You have a drying machine at home, right, but it’s not drying your clothes? Can it still be called a drying machine, or is it now just an electricity spender that you have no idea what is doing there? It seems like your dryer is broken. Don’t worry, it happens more often than you think, and a lot of people had to deal with the same problem as you are now.
Sometimes the problem is too easy to handle and sometimes you’ll have to call the pros. In rare cases, you’ll have to call it quits and send the dryer to its last resort – the garbage truck where it will travel to the drying machines heaven also known as the recycling factory.
So, how to know if your dryer is ready to hit the road or there is a way to fix it and continue working like it used to before? Read this article and see if something’s helpful!
Clean the lint filter
The best dryer repair advice you’ll get is probably to check the lint filter. This is the most common problem. People seem to be aware of the fact that like all machines, the dryer needs constant maintenance.
Knowing that it works by adding and sucking out air and moisture, it is completely normal for all parts to be regularly checked. The lint filter is the first stop. Clean it up if it seems dirty and the machine will probably start working properly again.
Check the vent flap
If the filter is checked but the problem remains, you should go outside of your place and see if everything’s normal with the vent flap. Turn on the dryer and see if there’s a strong flow getting outside the vent. If you feel just a breeze or nothing at all then the problem might be inside the ventilation.
Try to take out the hose that is coming out of the dryer and inside the wall. Chances are big that you’ll find a lot of dirt that makes it stuck. If there’s not enough air flow and you see the hose is filled with something that looks like foam, then you have found the problem. See this link for a detailed insight.

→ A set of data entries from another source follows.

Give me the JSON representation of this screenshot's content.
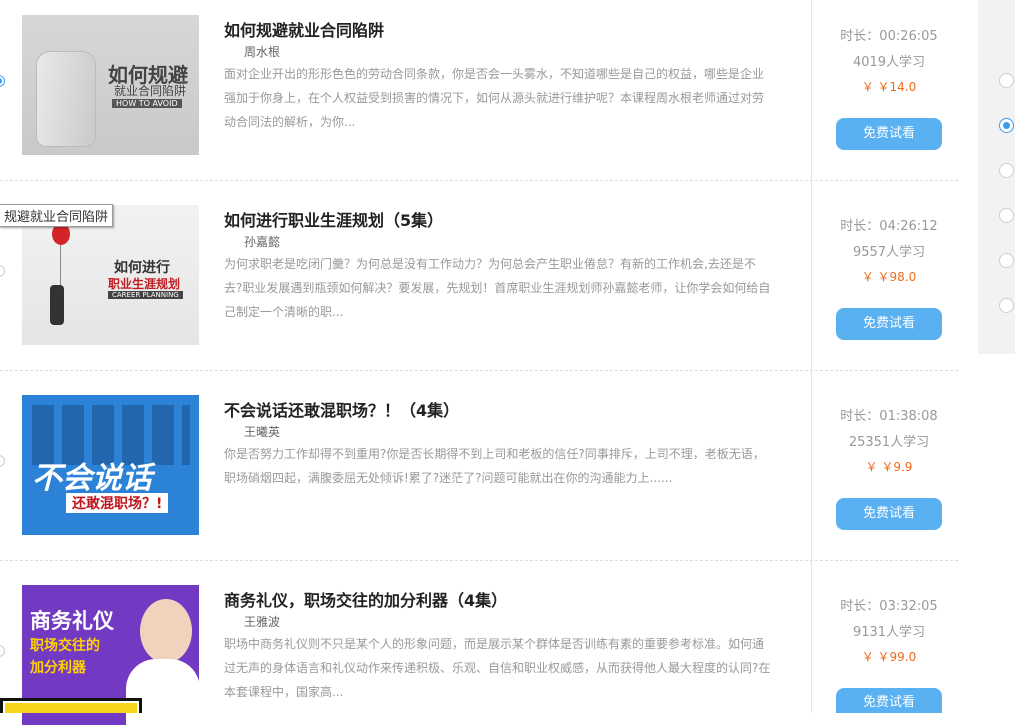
{
  "tooltip": "规避就业合同陷阱",
  "try_label": "免费试看",
  "courses": [
    {
      "title": "如何规避就业合同陷阱",
      "author": "周水根",
      "desc": "面对企业开出的形形色色的劳动合同条款，你是否会一头雾水，不知道哪些是自己的权益，哪些是企业强加于你身上，在个人权益受到损害的情况下，如何从源头就进行维护呢？本课程周水根老师通过对劳动合同法的解析，为你...",
      "duration": "时长：00:26:05",
      "learners": "4019人学习",
      "price": "￥ ￥14.0",
      "thumb": {
        "line1": "如何规避",
        "line2": "就业合同陷阱",
        "line3": "HOW TO AVOID"
      }
    },
    {
      "title": "如何进行职业生涯规划（5集）",
      "author": "孙嘉懿",
      "desc": "为何求职老是吃闭门羹？为何总是没有工作动力？为何总会产生职业倦怠？有新的工作机会,去还是不去?职业发展遇到瓶颈如何解决？要发展，先规划！首席职业生涯规划师孙嘉懿老师，让你学会如何给自己制定一个清晰的职...",
      "duration": "时长：04:26:12",
      "learners": "9557人学习",
      "price": "￥ ￥98.0",
      "thumb": {
        "line1": "如何进行",
        "line2": "职业生涯规划",
        "line3": "CAREER PLANNING"
      }
    },
    {
      "title": "不会说话还敢混职场？！（4集）",
      "author": "王曦英",
      "desc": "你是否努力工作却得不到重用?你是否长期得不到上司和老板的信任?同事排斥，上司不理，老板无语，职场硝烟四起，满腹委屈无处倾诉!累了?迷茫了?问题可能就出在你的沟通能力上......",
      "duration": "时长：01:38:08",
      "learners": "25351人学习",
      "price": "￥ ￥9.9",
      "thumb": {
        "line1": "不会说话",
        "line2": "还敢混职场？!",
        "line3": ""
      }
    },
    {
      "title": "商务礼仪，职场交往的加分利器（4集）",
      "author": "王雅波",
      "desc": "职场中商务礼仪则不只是某个人的形象问题，而是展示某个群体是否训练有素的重要参考标准。如何通过无声的身体语言和礼仪动作来传递积极、乐观、自信和职业权威感，从而获得他人最大程度的认同?在本套课程中，国家高...",
      "duration": "时长：03:32:05",
      "learners": "9131人学习",
      "price": "￥ ￥99.0",
      "thumb": {
        "line1": "商务礼仪",
        "line2": "职场交往的",
        "line3": "加分利器"
      }
    }
  ]
}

Clean it up, get everything back in place and start the engines again. If the machine flies like it is supposed to then you saved some money by not calling the repairmen. If there’s still a problem, try phase 3.
Check for holes

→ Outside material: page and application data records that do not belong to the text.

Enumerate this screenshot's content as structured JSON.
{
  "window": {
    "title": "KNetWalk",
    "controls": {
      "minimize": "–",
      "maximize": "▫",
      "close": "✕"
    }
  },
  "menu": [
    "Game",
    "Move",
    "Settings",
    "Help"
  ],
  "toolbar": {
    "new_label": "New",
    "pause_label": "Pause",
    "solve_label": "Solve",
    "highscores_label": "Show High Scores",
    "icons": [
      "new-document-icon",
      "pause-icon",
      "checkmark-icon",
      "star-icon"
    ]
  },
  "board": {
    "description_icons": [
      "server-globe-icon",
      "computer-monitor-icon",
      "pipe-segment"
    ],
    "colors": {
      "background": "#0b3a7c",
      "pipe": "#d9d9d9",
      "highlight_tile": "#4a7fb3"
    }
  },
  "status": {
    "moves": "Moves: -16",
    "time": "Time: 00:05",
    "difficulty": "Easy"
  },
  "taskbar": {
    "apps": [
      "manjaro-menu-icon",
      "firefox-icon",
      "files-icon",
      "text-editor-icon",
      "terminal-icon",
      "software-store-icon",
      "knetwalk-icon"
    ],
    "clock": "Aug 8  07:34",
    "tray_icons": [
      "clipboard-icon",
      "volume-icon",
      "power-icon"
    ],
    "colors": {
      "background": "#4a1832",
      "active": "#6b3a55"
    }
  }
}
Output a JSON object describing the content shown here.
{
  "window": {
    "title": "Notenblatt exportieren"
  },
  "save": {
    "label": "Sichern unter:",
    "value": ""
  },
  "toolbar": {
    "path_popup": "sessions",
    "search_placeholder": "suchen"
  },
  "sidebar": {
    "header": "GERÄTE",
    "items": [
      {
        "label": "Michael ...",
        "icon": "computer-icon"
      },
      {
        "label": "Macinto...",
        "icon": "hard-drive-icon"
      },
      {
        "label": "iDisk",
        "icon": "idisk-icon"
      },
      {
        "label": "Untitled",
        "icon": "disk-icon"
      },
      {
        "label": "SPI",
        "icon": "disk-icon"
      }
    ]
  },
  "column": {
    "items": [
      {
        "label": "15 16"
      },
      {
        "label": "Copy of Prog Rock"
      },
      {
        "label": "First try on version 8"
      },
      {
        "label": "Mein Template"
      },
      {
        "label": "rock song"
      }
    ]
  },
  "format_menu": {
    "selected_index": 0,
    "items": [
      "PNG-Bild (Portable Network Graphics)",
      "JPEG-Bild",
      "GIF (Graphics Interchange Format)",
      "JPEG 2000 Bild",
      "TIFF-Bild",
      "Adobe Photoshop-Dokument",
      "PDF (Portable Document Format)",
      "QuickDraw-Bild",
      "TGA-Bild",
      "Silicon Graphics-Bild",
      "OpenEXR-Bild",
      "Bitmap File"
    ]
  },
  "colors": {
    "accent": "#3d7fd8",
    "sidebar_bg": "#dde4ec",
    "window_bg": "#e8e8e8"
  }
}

Phase 3 is checking for holes. Sometimes, from unexplainable reasons, the hose might be loose at the place where it is connected to the dryer or the vent in the wall. This might cause losing pressure. A similar problem might be a kink or a sag somewhere in the hose. If you notice something like this, fix it right away because it may cause an even bigger problem.

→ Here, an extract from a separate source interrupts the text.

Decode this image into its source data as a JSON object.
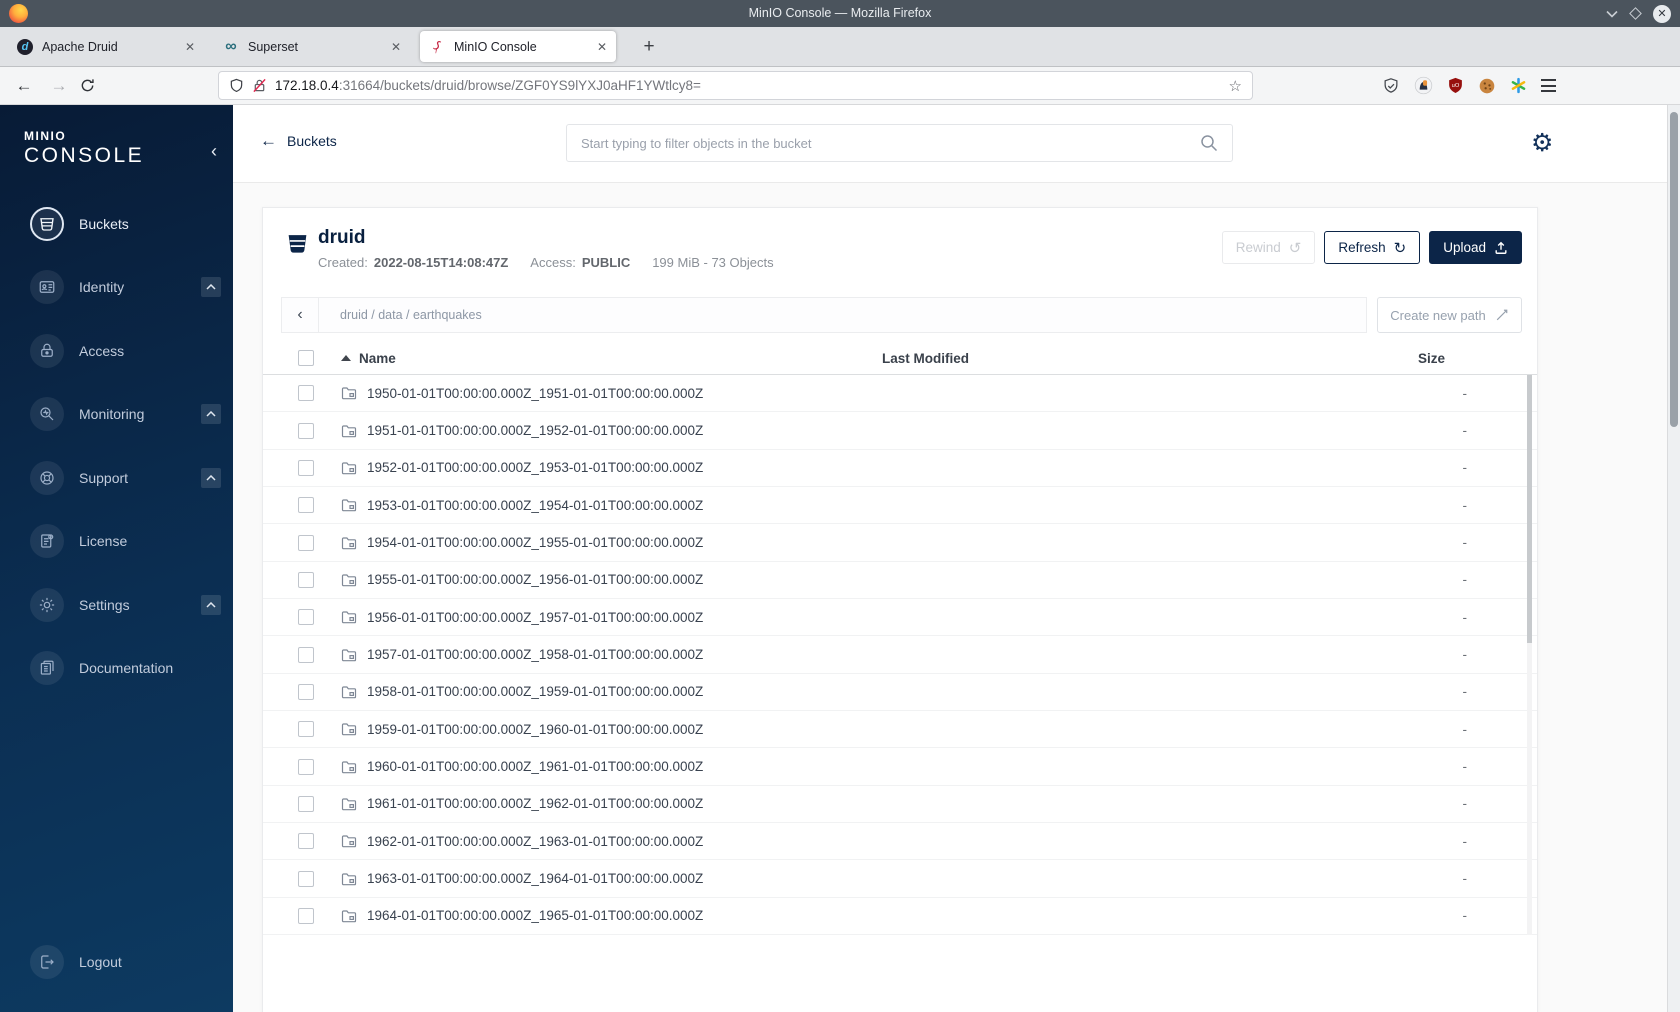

If the hose creates a hole in the middle of it, chances are low that it will stay like that, so you don’t notice it. However, pressure can be lost because of it and if the problem is somewhere where the naked eye can’t see it, you’ll be wondering what’s going on.
Look inside the machine
If everything seems okay, take the hose out and look inside the machine with a torch. There might be something that’s clogging the way. If you see something like this, take it out. It will be one of those mysteriously lost socks that you lost a couple of years ago, that’s for sure. Often, a piece of clothing gets lost inside but it takes a while until it creates a real problem. You don’t believe? Just look at this article: https://www.news.com.au/lifestyle/home/interiors/theres-a-secret-compartment-in-your-dryer-which-eats-your-lost-socks/news-story/48107ad0ba176f7ef4f1b6dd8ed43a10
More complex operations
If the problem is not a clogged airflow, then it may be something more complex. The heating element might be burned out, the thermostat may be broken, or a belt may have been broken. These are all serious problems which we recommend being left alone and you call a repairman.
Unless you feel confident and ready to get the tools from the garage, please call the pros. Be aware that any additional damages you make will also be charged when the professionals come.